TASK DIRECTIONS = Extract all lines in the data that contain the word "preco".
(ENTRIES SUPPLIED Opens)
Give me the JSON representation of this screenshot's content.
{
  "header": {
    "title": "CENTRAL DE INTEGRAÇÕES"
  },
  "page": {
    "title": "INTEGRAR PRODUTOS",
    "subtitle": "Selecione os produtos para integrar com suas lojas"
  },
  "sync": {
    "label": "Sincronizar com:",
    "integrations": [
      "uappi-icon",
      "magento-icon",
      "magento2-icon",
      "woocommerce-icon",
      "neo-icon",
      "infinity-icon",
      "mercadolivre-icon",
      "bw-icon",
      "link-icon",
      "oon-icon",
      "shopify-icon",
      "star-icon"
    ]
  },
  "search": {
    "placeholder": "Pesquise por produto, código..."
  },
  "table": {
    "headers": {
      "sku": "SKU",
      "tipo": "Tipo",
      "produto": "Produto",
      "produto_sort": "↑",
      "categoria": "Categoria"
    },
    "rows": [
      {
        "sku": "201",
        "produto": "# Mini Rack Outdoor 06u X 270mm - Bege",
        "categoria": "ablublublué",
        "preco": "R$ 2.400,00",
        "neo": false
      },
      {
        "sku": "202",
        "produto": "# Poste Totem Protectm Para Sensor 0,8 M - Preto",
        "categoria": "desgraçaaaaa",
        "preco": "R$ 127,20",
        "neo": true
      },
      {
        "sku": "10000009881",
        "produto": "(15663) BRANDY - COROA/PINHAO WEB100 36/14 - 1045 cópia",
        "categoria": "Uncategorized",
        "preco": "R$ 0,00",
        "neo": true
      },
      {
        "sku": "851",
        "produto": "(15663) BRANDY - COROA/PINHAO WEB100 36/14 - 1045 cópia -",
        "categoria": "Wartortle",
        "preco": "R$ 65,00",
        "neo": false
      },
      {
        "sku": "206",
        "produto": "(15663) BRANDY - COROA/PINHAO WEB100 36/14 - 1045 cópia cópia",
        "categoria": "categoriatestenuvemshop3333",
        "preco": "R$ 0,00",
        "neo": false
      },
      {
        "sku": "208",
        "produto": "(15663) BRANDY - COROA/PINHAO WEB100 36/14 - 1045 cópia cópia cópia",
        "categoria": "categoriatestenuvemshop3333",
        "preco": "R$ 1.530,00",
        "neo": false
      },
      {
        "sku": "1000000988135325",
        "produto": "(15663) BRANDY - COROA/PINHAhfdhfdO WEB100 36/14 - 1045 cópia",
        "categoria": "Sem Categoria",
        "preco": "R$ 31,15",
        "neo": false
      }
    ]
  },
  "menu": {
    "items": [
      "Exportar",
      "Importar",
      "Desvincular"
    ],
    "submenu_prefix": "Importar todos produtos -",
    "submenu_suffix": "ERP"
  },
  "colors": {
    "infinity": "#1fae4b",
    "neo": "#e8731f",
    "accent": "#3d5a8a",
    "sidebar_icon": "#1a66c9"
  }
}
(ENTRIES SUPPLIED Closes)
TASK RESPONSE =
        "preco": "R$ 2.400,00",
        "preco": "R$ 127,20",
        "preco": "R$ 0,00",
        "preco": "R$ 65,00",
        "preco": "R$ 0,00",
        "preco": "R$ 1.530,00",
        "preco": "R$ 31,15",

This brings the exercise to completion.